Olive and Rosemary no knead bread
A while ago I posted a recipe for a no knead bread and thought I’d show you a variation, adding chopped olives and herbs to the dough to make it a little different. I have to admit that this no knead method took me by surprise the first time I tried it but it has become my go to method for baking bread. The flavour develops beautifully over the long, 18h fermentation, the crust is crisp and chewy and the crumb (the inside) is porous and delicious. If this is the first time you make it I suggest you take a look at my previous post that explain the details of this method.
To make this bread you need a cast iron pot. I use Le Creuset enamelled cast iron and one of my readers commented that she uses Henckel cast iron pot with equal success.
Bread baking is an organic experience that should not be missed. Just think of all the cooks and bakers of generations past doing exactly that in many kitchens around the world. It gives me a sense of heritage, history and continuity and a delicious loaf of crusty bread along with it. With all the soups that I have been making lately a home made bread was a natural thing to make along with the soups.
I start the dough in the evening, let it rise overnight and through the next day and bake it late afternoon so it’s ready for dinner fresh and warm right out of the oven. This bread, sliced, makes a good crostini. Brush it with olive oil and grill before topping with something delicious.
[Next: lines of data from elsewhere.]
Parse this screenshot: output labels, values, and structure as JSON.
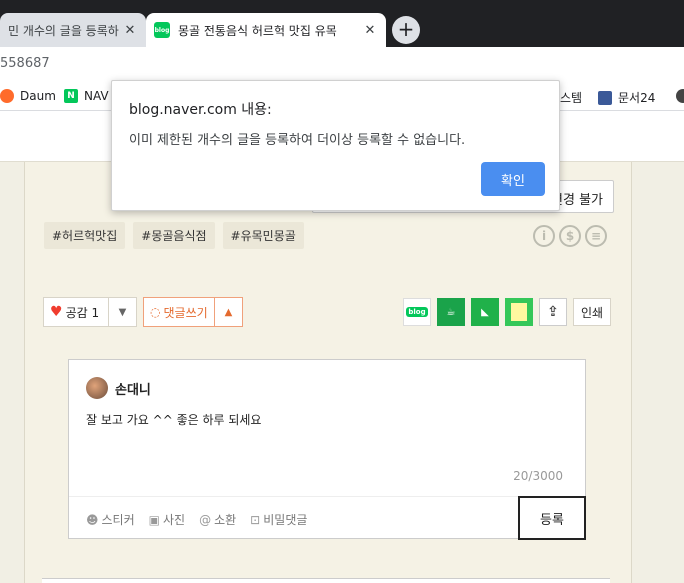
{
  "browser": {
    "tabs": [
      {
        "title": "민 개수의 글을 등록하",
        "close": "✕"
      },
      {
        "title": "몽골 전통음식 허르헉 맛집 유목",
        "close": "✕",
        "favicon": "blog"
      }
    ],
    "new_tab": "+",
    "url": "558687",
    "bookmarks": [
      {
        "label": "Daum"
      },
      {
        "label": "NAV"
      },
      {
        "label": "스템"
      },
      {
        "label": "문서24"
      }
    ]
  },
  "alert": {
    "title": "blog.naver.com 내용:",
    "message": "이미 제한된 개수의 글을 등록하여 더이상 등록할 수 없습니다.",
    "ok_label": "확인"
  },
  "post": {
    "tooltip_text": "변경 불가",
    "tags": [
      "#허르헉맛집",
      "#몽골음식점",
      "#유목민몽골"
    ],
    "like_label": "공감 1",
    "comment_label": "댓글쓰기",
    "print_label": "인쇄",
    "share_blog_label": "blog"
  },
  "comment_box": {
    "username": "손대니",
    "text": "잘 보고 가요 ^^ 좋은 하루 되세요",
    "count": "20/3000",
    "tools": [
      "스티커",
      "사진",
      "소환",
      "비밀댓글"
    ],
    "submit_label": "등록"
  },
  "colors": {
    "accent_button": "#4a8ef0",
    "naver_green": "#03c75a",
    "heart": "#f03c2e",
    "comment_orange": "#e46a2e"
  }
}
Adapted from Jim Lahey Sullivan Street Bakery.
3 cup all purpose flour (1 more cup for later)
1/4 teaspoon instant style dry yeast
1.5 teaspoon coarse sea salt
1.5 cups water
2 cups green or black olive
A large handful of fresh rosemary, minced
Place flour, yeast and salt in a bow and mix.
Add the water all at once and mix it into the flour by hand or with a wooden spoon. Just mix until combined, there will be flour left on the sides of the bowl and that’s fine. You can leave it in the same bowl (Lahey does), or place it in a clean bowl (I do).
Cover the bowl with plastic wrap and leave in a warm spot in the kitchen for 18 hours undisturbed.
The dough will rise and fill the bowl and the top of the dough will be bubbly.
When you are ready to proceed sprinkle flour generously on the counter and pour the dough onto the floured surface. You will see the gluten in the stringy texture of the dough as you pour it out of the bowl.
Chop the olives, removing the pits and spread over and around the dough.
Scatter the chopped rosemary over the dough.
Sprinkle a little flour over the sticky dough and fold the four sides over into the center. Do this a couple fo time to distribute the olives and nuts throughout the dough.
Line a bowl with a cotton towel or parchment paper and sprinkle generously with flour. The nice thing about the parchment is that you can just throw it out when you are finished.
Lift the dough and place in the bowl seam side down. You will want the seam to be side up when you bake the bread, so it has room to expand.
Let the dough rest 2 hours.
An hour before you are ready to bake turn the oven on to 475F and place the cast iron pot in the over to heat.
When it’s time to bake remove the pot from the oven carefully and set the lid aside. Sprinkle flour into the bottom of the pot.
Lift the dough from the bowl (it’s sticky, don’t worry about the shape) and drop it into the hot pot seam side up.
Cover with a lid and return to the oven.
Bake for 30 minutes covered with the lid, then remove the lid and continue baking uncovered for another 15 minutes to let the crust brown.
Remove from the oven and carefully lift the bread from the pot and place on a rack.
Let cool a while before slicing (as if…).